━━━ EXCERPTED RECORDS

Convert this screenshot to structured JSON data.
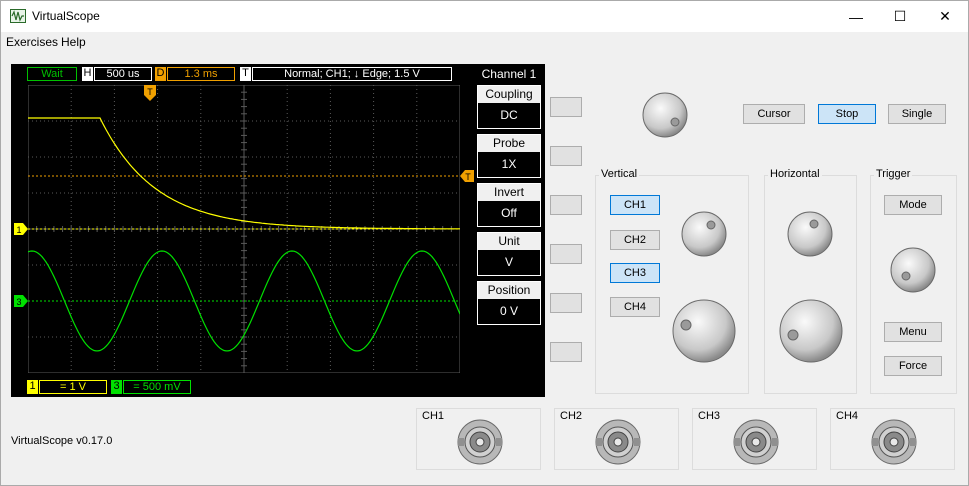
{
  "window": {
    "title": "VirtualScope",
    "minimize": "—",
    "maximize": "☐",
    "close": "✕"
  },
  "menu": {
    "items": [
      "Exercises",
      "Help"
    ]
  },
  "scope": {
    "status": {
      "label": "Wait",
      "color": "#00c000"
    },
    "horizontal": {
      "key": "H",
      "value": "500 us"
    },
    "delay": {
      "key": "D",
      "value": "1.3 ms",
      "color": "#f0a000"
    },
    "trigger": {
      "key": "T",
      "value": "Normal; CH1; ↓ Edge; 1.5 V"
    },
    "channel_title": "Channel 1",
    "params": [
      {
        "label": "Coupling",
        "value": "DC"
      },
      {
        "label": "Probe",
        "value": "1X"
      },
      {
        "label": "Invert",
        "value": "Off"
      },
      {
        "label": "Unit",
        "value": "V"
      },
      {
        "label": "Position",
        "value": "0 V"
      }
    ],
    "ch1_scale": {
      "num": "1",
      "value": "= 1 V",
      "color": "#ffff00"
    },
    "ch3_scale": {
      "num": "3",
      "value": "= 500 mV",
      "color": "#00e000"
    },
    "markers": {
      "trigger_top": "T",
      "trigger_right": "T",
      "ch1": "1",
      "ch3": "3"
    }
  },
  "controls": {
    "cursor": "Cursor",
    "stop": "Stop",
    "single": "Single",
    "vertical": {
      "label": "Vertical",
      "channels": [
        "CH1",
        "CH2",
        "CH3",
        "CH4"
      ]
    },
    "horizontal": {
      "label": "Horizontal"
    },
    "trigger": {
      "label": "Trigger",
      "mode": "Mode",
      "menu": "Menu",
      "force": "Force"
    }
  },
  "inputs": [
    "CH1",
    "CH2",
    "CH3",
    "CH4"
  ],
  "version": "VirtualScope v0.17.0",
  "colors": {
    "ch1": "#ffff00",
    "ch3": "#00e000",
    "trigger": "#f0a000",
    "grid": "#5a5a5a",
    "active_button": "#cce4f7"
  }
}
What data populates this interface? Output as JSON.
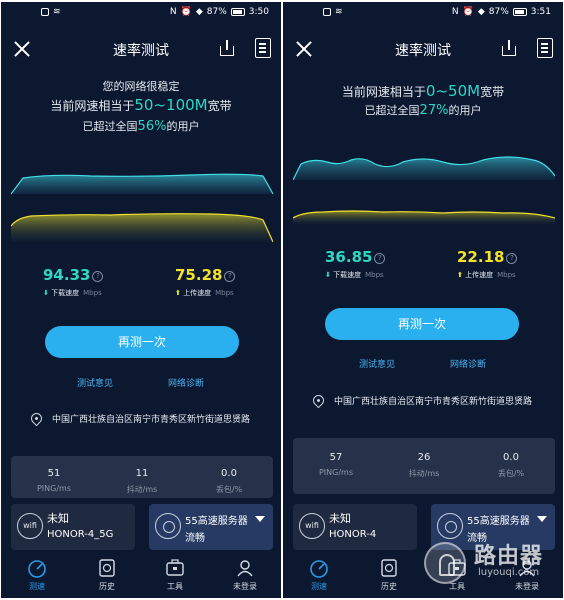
{
  "left": {
    "status": {
      "time": "3:50",
      "battery": "87%"
    },
    "title": "速率测试",
    "headline": {
      "line1": "您的网络很稳定",
      "line2_prefix": "当前网速相当于",
      "line2_highlight": "50~100M",
      "line2_suffix": "宽带",
      "line3_prefix": "已超过全国",
      "line3_highlight": "56%",
      "line3_suffix": "的用户"
    },
    "download": {
      "value": "94.33",
      "label": "下载速度",
      "unit": "Mbps"
    },
    "upload": {
      "value": "75.28",
      "label": "上传速度",
      "unit": "Mbps"
    },
    "retest_label": "再测一次",
    "link_feedback": "测试意见",
    "link_diagnose": "网络诊断",
    "location": "中国广西壮族自治区南宁市青秀区新竹街道思贤路",
    "stats": [
      {
        "value": "51",
        "label": "PING/ms"
      },
      {
        "value": "11",
        "label": "抖动/ms"
      },
      {
        "value": "0.0",
        "label": "丢包/%"
      }
    ],
    "wifi": {
      "icon_text": "wifi",
      "name": "未知",
      "ssid": "HONOR-4_5G"
    },
    "server": {
      "name": "55高速服务器",
      "status": "流畅"
    }
  },
  "right": {
    "status": {
      "time": "3:51",
      "battery": "87%"
    },
    "title": "速率测试",
    "headline": {
      "line2_prefix": "当前网速相当于",
      "line2_highlight": "0~50M",
      "line2_suffix": "宽带",
      "line3_prefix": "已超过全国",
      "line3_highlight": "27%",
      "line3_suffix": "的用户"
    },
    "download": {
      "value": "36.85",
      "label": "下载速度",
      "unit": "Mbps"
    },
    "upload": {
      "value": "22.18",
      "label": "上传速度",
      "unit": "Mbps"
    },
    "retest_label": "再测一次",
    "link_feedback": "测试意见",
    "link_diagnose": "网络诊断",
    "location": "中国广西壮族自治区南宁市青秀区新竹街道思贤路",
    "stats": [
      {
        "value": "57",
        "label": "PING/ms"
      },
      {
        "value": "26",
        "label": "抖动/ms"
      },
      {
        "value": "0.0",
        "label": "丢包/%"
      }
    ],
    "wifi": {
      "icon_text": "wifi",
      "name": "未知",
      "ssid": "HONOR-4"
    },
    "server": {
      "name": "55高速服务器",
      "status": "流畅"
    }
  },
  "tabs": [
    {
      "label": "测速",
      "icon": "speedometer-icon"
    },
    {
      "label": "历史",
      "icon": "history-icon"
    },
    {
      "label": "工具",
      "icon": "toolbox-icon"
    },
    {
      "label": "未登录",
      "icon": "user-icon"
    }
  ],
  "watermark": {
    "text": "路由器",
    "url": "luyouqi.com"
  },
  "colors": {
    "background": "#0c1830",
    "download": "#2ed9c4",
    "upload": "#f5e32a",
    "accent": "#2ab0ee",
    "link": "#4ab3f2"
  }
}
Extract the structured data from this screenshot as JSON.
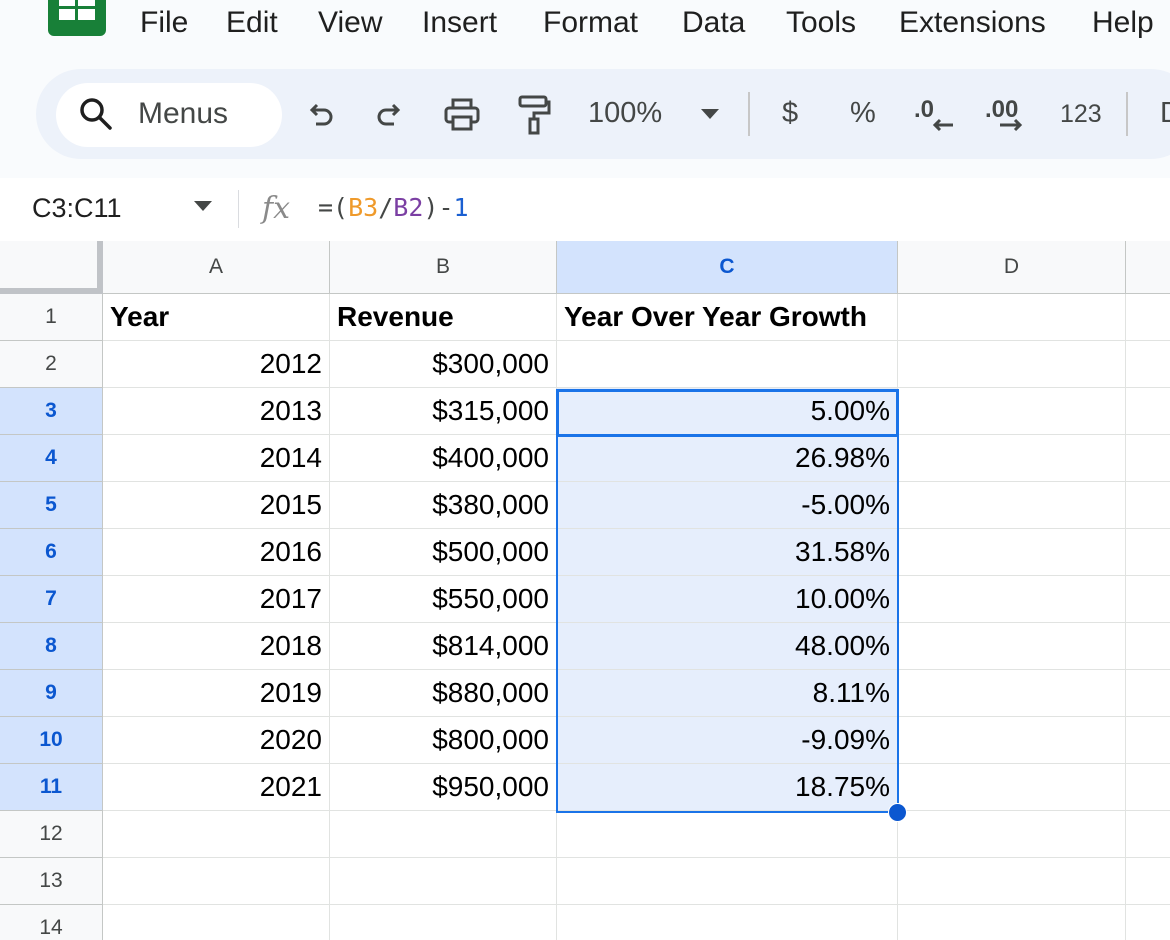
{
  "menubar": {
    "items": [
      "File",
      "Edit",
      "View",
      "Insert",
      "Format",
      "Data",
      "Tools",
      "Extensions",
      "Help"
    ]
  },
  "toolbar": {
    "search_label": "Menus",
    "zoom": "100%",
    "currency_label": "$",
    "percent_label": "%",
    "more_formats_label": "123",
    "truncated_label": "D"
  },
  "formula_bar": {
    "name_box": "C3:C11",
    "fx_label": "fx",
    "formula": {
      "prefix": "=(",
      "ref1": "B3",
      "slash": "/",
      "ref2": "B2",
      "suffix": ")-",
      "number": "1"
    }
  },
  "sheet": {
    "columns": [
      "A",
      "B",
      "C",
      "D"
    ],
    "selected_column": "C",
    "selected_rows": [
      3,
      4,
      5,
      6,
      7,
      8,
      9,
      10,
      11
    ],
    "row_numbers": [
      "1",
      "2",
      "3",
      "4",
      "5",
      "6",
      "7",
      "8",
      "9",
      "10",
      "11",
      "12",
      "13",
      "14"
    ],
    "headers": [
      "Year",
      "Revenue",
      "Year Over Year Growth"
    ],
    "rows": [
      [
        "2012",
        "$300,000",
        ""
      ],
      [
        "2013",
        "$315,000",
        "5.00%"
      ],
      [
        "2014",
        "$400,000",
        "26.98%"
      ],
      [
        "2015",
        "$380,000",
        "-5.00%"
      ],
      [
        "2016",
        "$500,000",
        "31.58%"
      ],
      [
        "2017",
        "$550,000",
        "10.00%"
      ],
      [
        "2018",
        "$814,000",
        "48.00%"
      ],
      [
        "2019",
        "$880,000",
        "8.11%"
      ],
      [
        "2020",
        "$800,000",
        "-9.09%"
      ],
      [
        "2021",
        "$950,000",
        "18.75%"
      ]
    ]
  },
  "colors": {
    "selection_border": "#1a73e8",
    "selection_fill": "#e6eefc",
    "header_selected": "#d3e3fd",
    "brand_green": "#188038"
  }
}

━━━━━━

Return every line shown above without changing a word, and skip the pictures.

> _ANSWER SECTION_:
Convert this screenshot to structured JSON data.
{
  "window": {
    "title": "VirtualScope",
    "minimize": "—",
    "maximize": "☐",
    "close": "✕"
  },
  "menu": {
    "items": [
      "Exercises",
      "Help"
    ]
  },
  "scope": {
    "status": {
      "label": "Wait",
      "color": "#00c000"
    },
    "horizontal": {
      "key": "H",
      "value": "500 us"
    },
    "delay": {
      "key": "D",
      "value": "1.3 ms",
      "color": "#f0a000"
    },
    "trigger": {
      "key": "T",
      "value": "Normal; CH1; ↓ Edge; 1.5 V"
    },
    "channel_title": "Channel 1",
    "params": [
      {
        "label": "Coupling",
        "value": "DC"
      },
      {
        "label": "Probe",
        "value": "1X"
      },
      {
        "label": "Invert",
        "value": "Off"
      },
      {
        "label": "Unit",
        "value": "V"
      },
      {
        "label": "Position",
        "value": "0 V"
      }
    ],
    "ch1_scale": {
      "num": "1",
      "value": "= 1 V",
      "color": "#ffff00"
    },
    "ch3_scale": {
      "num": "3",
      "value": "= 500 mV",
      "color": "#00e000"
    },
    "markers": {
      "trigger_top": "T",
      "trigger_right": "T",
      "ch1": "1",
      "ch3": "3"
    }
  },
  "controls": {
    "cursor": "Cursor",
    "stop": "Stop",
    "single": "Single",
    "vertical": {
      "label": "Vertical",
      "channels": [
        "CH1",
        "CH2",
        "CH3",
        "CH4"
      ]
    },
    "horizontal": {
      "label": "Horizontal"
    },
    "trigger": {
      "label": "Trigger",
      "mode": "Mode",
      "menu": "Menu",
      "force": "Force"
    }
  },
  "inputs": [
    "CH1",
    "CH2",
    "CH3",
    "CH4"
  ],
  "version": "VirtualScope v0.17.0",
  "colors": {
    "ch1": "#ffff00",
    "ch3": "#00e000",
    "trigger": "#f0a000",
    "grid": "#5a5a5a",
    "active_button": "#cce4f7"
  }
}
What data populates this interface? Output as JSON.
{
  "left": {
    "status": {
      "time": "3:50",
      "battery": "87%"
    },
    "title": "速率测试",
    "headline": {
      "line1": "您的网络很稳定",
      "line2_prefix": "当前网速相当于",
      "line2_highlight": "50~100M",
      "line2_suffix": "宽带",
      "line3_prefix": "已超过全国",
      "line3_highlight": "56%",
      "line3_suffix": "的用户"
    },
    "download": {
      "value": "94.33",
      "label": "下载速度",
      "unit": "Mbps"
    },
    "upload": {
      "value": "75.28",
      "label": "上传速度",
      "unit": "Mbps"
    },
    "retest_label": "再测一次",
    "link_feedback": "测试意见",
    "link_diagnose": "网络诊断",
    "location": "中国广西壮族自治区南宁市青秀区新竹街道思贤路",
    "stats": [
      {
        "value": "51",
        "label": "PING/ms"
      },
      {
        "value": "11",
        "label": "抖动/ms"
      },
      {
        "value": "0.0",
        "label": "丢包/%"
      }
    ],
    "wifi": {
      "icon_text": "wifi",
      "name": "未知",
      "ssid": "HONOR-4_5G"
    },
    "server": {
      "name": "55高速服务器",
      "status": "流畅"
    }
  },
  "right": {
    "status": {
      "time": "3:51",
      "battery": "87%"
    },
    "title": "速率测试",
    "headline": {
      "line2_prefix": "当前网速相当于",
      "line2_highlight": "0~50M",
      "line2_suffix": "宽带",
      "line3_prefix": "已超过全国",
      "line3_highlight": "27%",
      "line3_suffix": "的用户"
    },
    "download": {
      "value": "36.85",
      "label": "下载速度",
      "unit": "Mbps"
    },
    "upload": {
      "value": "22.18",
      "label": "上传速度",
      "unit": "Mbps"
    },
    "retest_label": "再测一次",
    "link_feedback": "测试意见",
    "link_diagnose": "网络诊断",
    "location": "中国广西壮族自治区南宁市青秀区新竹街道思贤路",
    "stats": [
      {
        "value": "57",
        "label": "PING/ms"
      },
      {
        "value": "26",
        "label": "抖动/ms"
      },
      {
        "value": "0.0",
        "label": "丢包/%"
      }
    ],
    "wifi": {
      "icon_text": "wifi",
      "name": "未知",
      "ssid": "HONOR-4"
    },
    "server": {
      "name": "55高速服务器",
      "status": "流畅"
    }
  },
  "tabs": [
    {
      "label": "测速",
      "icon": "speedometer-icon"
    },
    {
      "label": "历史",
      "icon": "history-icon"
    },
    {
      "label": "工具",
      "icon": "toolbox-icon"
    },
    {
      "label": "未登录",
      "icon": "user-icon"
    }
  ],
  "watermark": {
    "text": "路由器",
    "url": "luyouqi.com"
  },
  "colors": {
    "background": "#0c1830",
    "download": "#2ed9c4",
    "upload": "#f5e32a",
    "accent": "#2ab0ee",
    "link": "#4ab3f2"
  }
}
Extract the structured data from this screenshot as JSON.
{
  "menubar": {
    "items": [
      "File",
      "Edit",
      "View",
      "Insert",
      "Format",
      "Data",
      "Tools",
      "Extensions",
      "Help"
    ]
  },
  "toolbar": {
    "search_label": "Menus",
    "zoom": "100%",
    "currency_label": "$",
    "percent_label": "%",
    "more_formats_label": "123",
    "truncated_label": "D"
  },
  "formula_bar": {
    "name_box": "C3:C11",
    "fx_label": "fx",
    "formula": {
      "prefix": "=(",
      "ref1": "B3",
      "slash": "/",
      "ref2": "B2",
      "suffix": ")-",
      "number": "1"
    }
  },
  "sheet": {
    "columns": [
      "A",
      "B",
      "C",
      "D"
    ],
    "selected_column": "C",
    "selected_rows": [
      3,
      4,
      5,
      6,
      7,
      8,
      9,
      10,
      11
    ],
    "row_numbers": [
      "1",
      "2",
      "3",
      "4",
      "5",
      "6",
      "7",
      "8",
      "9",
      "10",
      "11",
      "12",
      "13",
      "14"
    ],
    "headers": [
      "Year",
      "Revenue",
      "Year Over Year Growth"
    ],
    "rows": [
      [
        "2012",
        "$300,000",
        ""
      ],
      [
        "2013",
        "$315,000",
        "5.00%"
      ],
      [
        "2014",
        "$400,000",
        "26.98%"
      ],
      [
        "2015",
        "$380,000",
        "-5.00%"
      ],
      [
        "2016",
        "$500,000",
        "31.58%"
      ],
      [
        "2017",
        "$550,000",
        "10.00%"
      ],
      [
        "2018",
        "$814,000",
        "48.00%"
      ],
      [
        "2019",
        "$880,000",
        "8.11%"
      ],
      [
        "2020",
        "$800,000",
        "-9.09%"
      ],
      [
        "2021",
        "$950,000",
        "18.75%"
      ]
    ]
  },
  "colors": {
    "selection_border": "#1a73e8",
    "selection_fill": "#e6eefc",
    "header_selected": "#d3e3fd",
    "brand_green": "#188038"
  }
}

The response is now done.